> EXERCISE DIRECTIONS
The expected copy holds every entry exactly and none of the pictures.

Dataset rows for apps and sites
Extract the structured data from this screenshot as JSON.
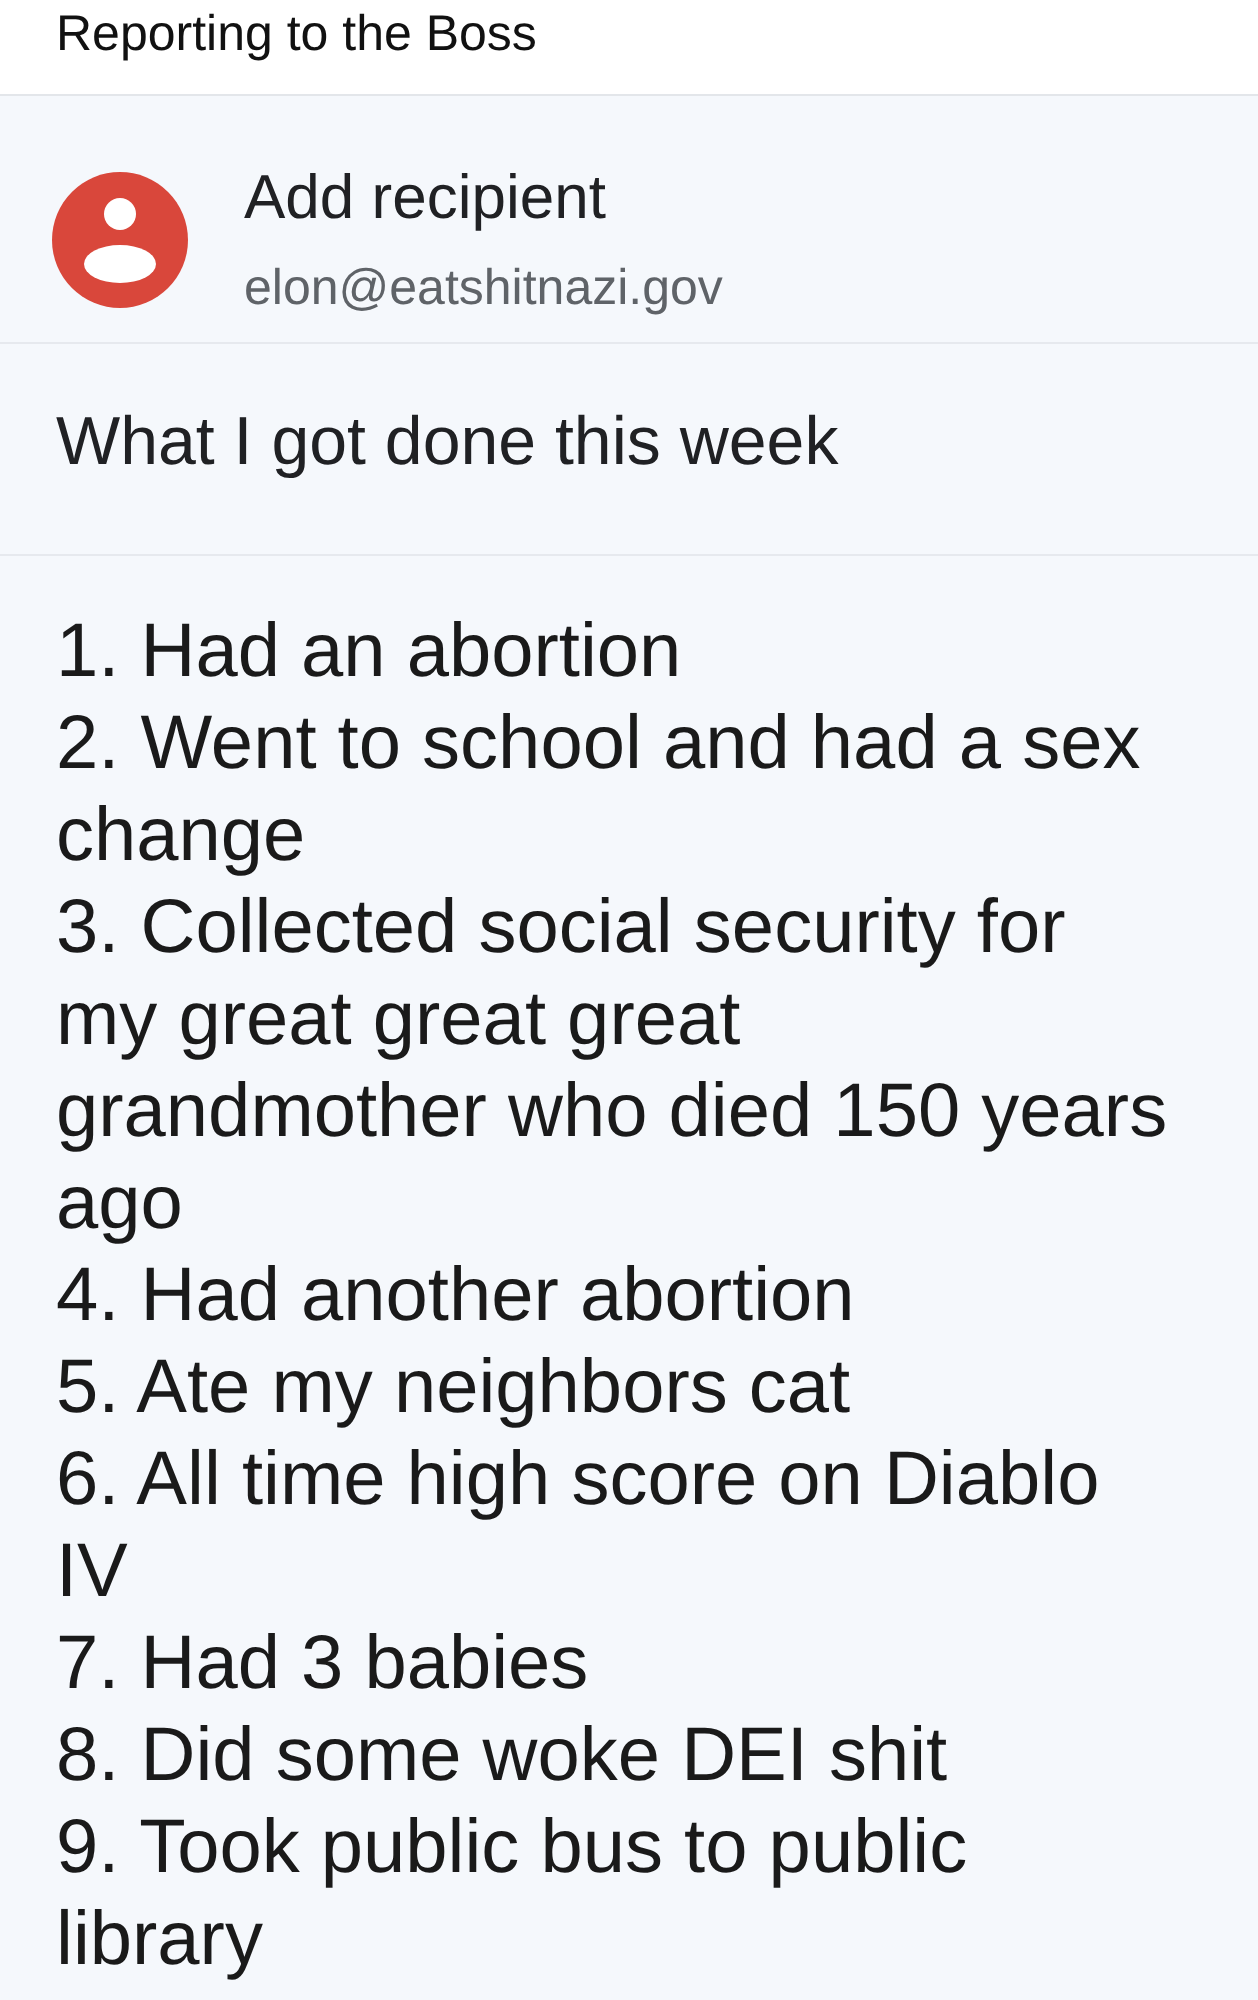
{
  "header": {
    "title": "Reporting to the Boss"
  },
  "recipient": {
    "label": "Add recipient",
    "email": "elon@eatshitnazi.gov"
  },
  "subject": {
    "value": "What I got done this week"
  },
  "body": {
    "items": [
      "1. Had an abortion",
      "2. Went to school and had a sex change",
      "3. Collected social security for my great great great grandmother who died 150 years ago",
      "4. Had another abortion",
      "5. Ate my neighbors cat",
      "6. All time high score on Diablo IV",
      "7. Had 3 babies",
      "8. Did some woke DEI shit",
      "9. Took public bus to public library"
    ]
  }
}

> EXERCISE ANSWER
Extract the structured data from this screenshot as JSON.
{
  "header": {
    "title": "Reporting to the Boss"
  },
  "recipient": {
    "label": "Add recipient",
    "email": "elon@eatshitnazi.gov"
  },
  "subject": {
    "value": "What I got done this week"
  },
  "body": {
    "items": [
      "1. Had an abortion",
      "2. Went to school and had a sex change",
      "3. Collected social security for my great great great grandmother who died 150 years ago",
      "4. Had another abortion",
      "5. Ate my neighbors cat",
      "6. All time high score on Diablo IV",
      "7. Had 3 babies",
      "8. Did some woke DEI shit",
      "9. Took public bus to public library"
    ]
  }
}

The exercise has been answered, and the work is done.